Additionally, WithSecure Intelligence Research published a report this week about an info-stealer malware known as ‘Ducktail’ that is believed to have used LinkedIn phishing attacks as a way to gain initial access. Ducktail is reported to have been in operation since late 2021, and is attributed to a Vietnamese threat actor who is suspected of conducting attacks since at least 2018. The intention behind this stealer malware is to take over Facebook business accounts that have advertising privileges.
To do this, the threat actors used LinkedIn to target victims who had relevant information in their profiles that suggest they manage social media advertising for their company. These victims would typically have “digital media” or “digital marketing” listed as their job roles, and would then be manipulated through social engineering to download the initial payload from a cloud hosting service, such as Dropbox, iCloud, or MediaFire. This delivered the malware onto the host device as an archived file, with the malware executable (.exe file) disguised as a PDF document, and various JPEG files with names relating to the discussions the malicious actor would have had with the victim, presumably used to sell the scam.
The EXE file containing the malware is a .NET Core, containing all of the dependencies needed to run on the infected device, regardless of whether or not the victim has previously installed .NET runtime. When the victim attempts to open this, the malware scans the web browsers on the device for cookies, to collect system information and Facebook credentials. Using a stolen session cookie, the malware can access the victim’s Facebook account and be authenticated, as the request and the session cookie are both coming from the victim’s browser.
Once this access has been obtained, the malware gathers multiple access tokens to allow the threat actor to now access the compromised account from their own device. The information harvested to allow for this includes the victim’s IP address and geolocation data, as well as Facebook account information (name, email, birthday, user ID), multi-factor authentication codes, and session cookies. The malware also steals business-specific details from the account, including the advertising limit, users list, client list, and more. All of this stolen data is exfiltrated through Telegram bots.

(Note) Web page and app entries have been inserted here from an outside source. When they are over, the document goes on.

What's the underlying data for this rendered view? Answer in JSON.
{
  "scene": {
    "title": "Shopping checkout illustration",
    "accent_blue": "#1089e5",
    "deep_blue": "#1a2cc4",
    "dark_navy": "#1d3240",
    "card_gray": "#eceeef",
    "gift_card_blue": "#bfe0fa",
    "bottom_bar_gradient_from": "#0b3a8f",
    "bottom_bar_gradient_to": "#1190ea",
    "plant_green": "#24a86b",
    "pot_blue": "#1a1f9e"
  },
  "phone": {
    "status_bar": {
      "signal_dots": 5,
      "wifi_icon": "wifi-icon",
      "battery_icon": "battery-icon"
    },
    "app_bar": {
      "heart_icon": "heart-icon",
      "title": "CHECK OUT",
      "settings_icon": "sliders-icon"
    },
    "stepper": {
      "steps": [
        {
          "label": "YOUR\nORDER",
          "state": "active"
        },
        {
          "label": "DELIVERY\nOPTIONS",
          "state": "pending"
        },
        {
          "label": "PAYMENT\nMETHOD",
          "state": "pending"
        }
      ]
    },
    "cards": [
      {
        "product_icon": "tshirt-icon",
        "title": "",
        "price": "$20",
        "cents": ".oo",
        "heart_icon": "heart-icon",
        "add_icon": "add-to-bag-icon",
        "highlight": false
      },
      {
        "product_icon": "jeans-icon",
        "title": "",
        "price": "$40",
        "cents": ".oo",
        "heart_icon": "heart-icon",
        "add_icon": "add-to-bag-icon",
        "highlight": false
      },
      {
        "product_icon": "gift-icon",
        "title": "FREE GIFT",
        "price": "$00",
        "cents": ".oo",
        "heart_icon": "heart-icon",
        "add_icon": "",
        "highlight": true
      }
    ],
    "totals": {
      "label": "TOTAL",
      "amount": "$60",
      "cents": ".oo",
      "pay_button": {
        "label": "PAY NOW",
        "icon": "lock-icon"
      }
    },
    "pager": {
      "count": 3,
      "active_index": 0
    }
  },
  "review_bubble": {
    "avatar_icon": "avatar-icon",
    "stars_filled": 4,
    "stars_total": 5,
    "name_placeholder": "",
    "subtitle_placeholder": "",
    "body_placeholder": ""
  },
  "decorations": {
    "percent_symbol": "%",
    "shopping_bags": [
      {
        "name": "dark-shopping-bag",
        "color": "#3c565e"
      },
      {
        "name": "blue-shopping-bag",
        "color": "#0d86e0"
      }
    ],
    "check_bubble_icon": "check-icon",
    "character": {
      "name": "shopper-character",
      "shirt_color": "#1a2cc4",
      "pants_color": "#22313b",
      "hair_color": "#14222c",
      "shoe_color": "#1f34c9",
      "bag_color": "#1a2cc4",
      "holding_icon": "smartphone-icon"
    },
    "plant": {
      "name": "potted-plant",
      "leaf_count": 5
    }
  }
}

The threat actors can now use this stolen information to hijack the Facebook business account and add themselves as a fully-permissioned user. They can now replace the financial details to send themselves direct payments or use the money from the victim’s accounts to run their own Facebook Ad campaign. Because of this, the Ducktail malware attacks are thought to be financially motivated. This malware attack can be protected against using Endpoint detection software, such as anti-virus software, that would alert the user to the malware’s presence on the device. However, the best defence is vigilance against fake LinkedIn profiles, to avoid falling for the phishing scam in the first place.